- Sudden problems with balance and dizziness
- Finding it hard to speak clearly and slurring your words
- Problems with vision, including finding it hard to read a book or magazine
Concussions can be worse under certain conditions, including if the person suffering the concussion is elderly, if they have been drinking alcohol or taking drugs, or if they bleed easily, either through haemophilia or through taking anti-coagulant medication which stops blood clotting.
People who suffer a concussion will need to go to hospital – usually Accident and Emergency (A&E) – and may need to be monitored for up to two days. This is because the symptoms listed above could be signs of a more such as a subdural haematoma or subarachnoid haemorrhage.
This a rather scary-sounding name for a condition in which blood pools between the surface of the brain and the skull. Its symptoms are very like that of a severe concussion, including feeling sick, having a headache and getting confused for no reason.
These symptoms can develop straight away, especially after a major head injury, or they can develop slowly in the weeks following a minor one. People experiencing these symptoms should get to A&E or call an ambulance as soon as possible, as this can be considered a serious injury.
Another scary name. This refers to an injury caused by bleeding on the surface of the brain. Fortunately, it isn’t very common, but the NHS says it makes up around one in 20 strokes affecting people in the UK. There are usually no warning signals and symptoms can happen instantly.
The causes vary, but can be caused by exerting yourself like lifting something heavy or doing hard exercise, and the symptoms include feeling sick, blurred vision and a very bad, sudden headache.
Unlike in the above examples, you can see straight away when someone has suffered an open-head injury, because the injured person will have either violently hit their head or an object has pierced their skull.

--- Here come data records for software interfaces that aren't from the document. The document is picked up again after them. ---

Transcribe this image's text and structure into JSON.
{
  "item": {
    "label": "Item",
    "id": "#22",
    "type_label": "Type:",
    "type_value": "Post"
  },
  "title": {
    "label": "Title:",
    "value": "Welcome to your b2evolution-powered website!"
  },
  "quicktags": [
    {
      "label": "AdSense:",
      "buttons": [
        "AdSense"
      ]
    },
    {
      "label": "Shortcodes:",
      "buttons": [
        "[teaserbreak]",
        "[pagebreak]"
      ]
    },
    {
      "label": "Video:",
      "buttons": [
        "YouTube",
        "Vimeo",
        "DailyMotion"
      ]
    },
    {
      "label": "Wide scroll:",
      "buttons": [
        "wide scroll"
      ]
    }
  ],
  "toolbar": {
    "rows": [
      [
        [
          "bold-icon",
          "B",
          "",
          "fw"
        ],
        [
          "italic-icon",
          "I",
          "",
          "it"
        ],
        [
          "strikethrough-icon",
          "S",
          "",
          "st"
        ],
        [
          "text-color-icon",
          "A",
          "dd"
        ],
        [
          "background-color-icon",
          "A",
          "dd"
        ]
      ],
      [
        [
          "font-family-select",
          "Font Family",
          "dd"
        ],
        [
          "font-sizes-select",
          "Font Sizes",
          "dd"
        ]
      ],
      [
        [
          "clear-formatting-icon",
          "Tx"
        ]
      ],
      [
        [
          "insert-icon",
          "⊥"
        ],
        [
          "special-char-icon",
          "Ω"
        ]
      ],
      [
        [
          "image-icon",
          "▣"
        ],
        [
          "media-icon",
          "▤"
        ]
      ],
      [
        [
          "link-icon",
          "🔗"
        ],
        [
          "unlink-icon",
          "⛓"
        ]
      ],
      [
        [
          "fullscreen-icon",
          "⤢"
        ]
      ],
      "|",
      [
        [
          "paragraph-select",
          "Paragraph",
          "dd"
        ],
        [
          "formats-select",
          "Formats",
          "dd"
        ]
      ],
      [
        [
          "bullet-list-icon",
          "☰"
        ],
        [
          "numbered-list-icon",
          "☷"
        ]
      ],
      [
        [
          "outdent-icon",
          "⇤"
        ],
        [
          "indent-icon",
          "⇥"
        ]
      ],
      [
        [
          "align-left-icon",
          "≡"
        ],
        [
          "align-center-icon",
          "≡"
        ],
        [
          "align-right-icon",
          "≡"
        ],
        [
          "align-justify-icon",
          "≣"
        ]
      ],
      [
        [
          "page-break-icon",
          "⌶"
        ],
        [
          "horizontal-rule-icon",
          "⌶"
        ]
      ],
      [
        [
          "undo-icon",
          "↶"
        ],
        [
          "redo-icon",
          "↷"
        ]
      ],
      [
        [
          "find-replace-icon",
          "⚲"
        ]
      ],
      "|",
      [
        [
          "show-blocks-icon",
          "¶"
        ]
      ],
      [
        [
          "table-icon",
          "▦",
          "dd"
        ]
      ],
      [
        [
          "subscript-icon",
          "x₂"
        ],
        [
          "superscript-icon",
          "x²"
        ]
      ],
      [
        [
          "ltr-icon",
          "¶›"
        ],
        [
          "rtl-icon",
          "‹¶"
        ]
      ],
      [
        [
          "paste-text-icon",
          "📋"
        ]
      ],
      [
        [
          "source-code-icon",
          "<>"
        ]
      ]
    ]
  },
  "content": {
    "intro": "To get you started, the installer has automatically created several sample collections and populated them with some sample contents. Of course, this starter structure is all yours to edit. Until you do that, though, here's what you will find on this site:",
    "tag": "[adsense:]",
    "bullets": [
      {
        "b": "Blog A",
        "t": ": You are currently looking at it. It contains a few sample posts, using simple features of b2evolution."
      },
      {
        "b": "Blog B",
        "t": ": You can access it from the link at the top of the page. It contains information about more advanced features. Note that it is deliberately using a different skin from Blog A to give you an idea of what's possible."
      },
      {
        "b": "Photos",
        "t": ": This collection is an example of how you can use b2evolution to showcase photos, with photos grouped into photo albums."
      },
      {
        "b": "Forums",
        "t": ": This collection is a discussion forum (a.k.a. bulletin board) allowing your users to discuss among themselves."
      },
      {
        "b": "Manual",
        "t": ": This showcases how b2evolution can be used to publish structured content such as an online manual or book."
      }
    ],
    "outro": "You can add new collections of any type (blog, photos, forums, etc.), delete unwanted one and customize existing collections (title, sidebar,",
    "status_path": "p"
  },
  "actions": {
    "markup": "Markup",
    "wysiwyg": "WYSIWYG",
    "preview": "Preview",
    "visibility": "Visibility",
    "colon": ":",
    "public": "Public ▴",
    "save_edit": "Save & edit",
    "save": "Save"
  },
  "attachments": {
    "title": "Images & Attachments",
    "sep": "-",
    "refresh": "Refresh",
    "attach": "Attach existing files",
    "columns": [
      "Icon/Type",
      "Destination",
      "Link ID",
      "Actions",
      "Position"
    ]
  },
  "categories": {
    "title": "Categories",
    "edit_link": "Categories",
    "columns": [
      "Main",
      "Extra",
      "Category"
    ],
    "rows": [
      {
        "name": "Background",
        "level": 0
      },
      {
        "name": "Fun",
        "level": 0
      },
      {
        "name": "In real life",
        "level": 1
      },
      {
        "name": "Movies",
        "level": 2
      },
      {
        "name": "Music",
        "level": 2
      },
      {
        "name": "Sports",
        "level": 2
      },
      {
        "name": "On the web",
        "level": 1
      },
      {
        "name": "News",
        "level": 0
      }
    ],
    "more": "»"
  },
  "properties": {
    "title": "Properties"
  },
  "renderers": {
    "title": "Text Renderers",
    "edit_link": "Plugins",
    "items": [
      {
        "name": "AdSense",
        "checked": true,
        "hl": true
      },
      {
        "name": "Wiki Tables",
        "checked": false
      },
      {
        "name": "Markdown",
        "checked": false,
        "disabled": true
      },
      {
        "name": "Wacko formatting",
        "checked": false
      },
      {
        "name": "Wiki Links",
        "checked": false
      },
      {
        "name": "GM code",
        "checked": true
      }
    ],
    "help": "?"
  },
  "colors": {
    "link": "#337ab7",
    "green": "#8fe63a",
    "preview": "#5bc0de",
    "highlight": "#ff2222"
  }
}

It is sometimes called a penetrating head injury and it can have a number of different causes, such as falls, workplace accidents and violent crime. The symptoms and treatments vary greatly, depending on how bad the injury is and where it is on the head.
Diffuse axonal injury
This is an injury in which the connections between cells in the brain get broken. It can occur when the head is jolted around in an accident such as a car accident. It can be described as a “shearing injury”, as the brain moves back and forth inside the head. Sadly, it is a major cause of and can have serious consequences for those who survive a road traffic accident.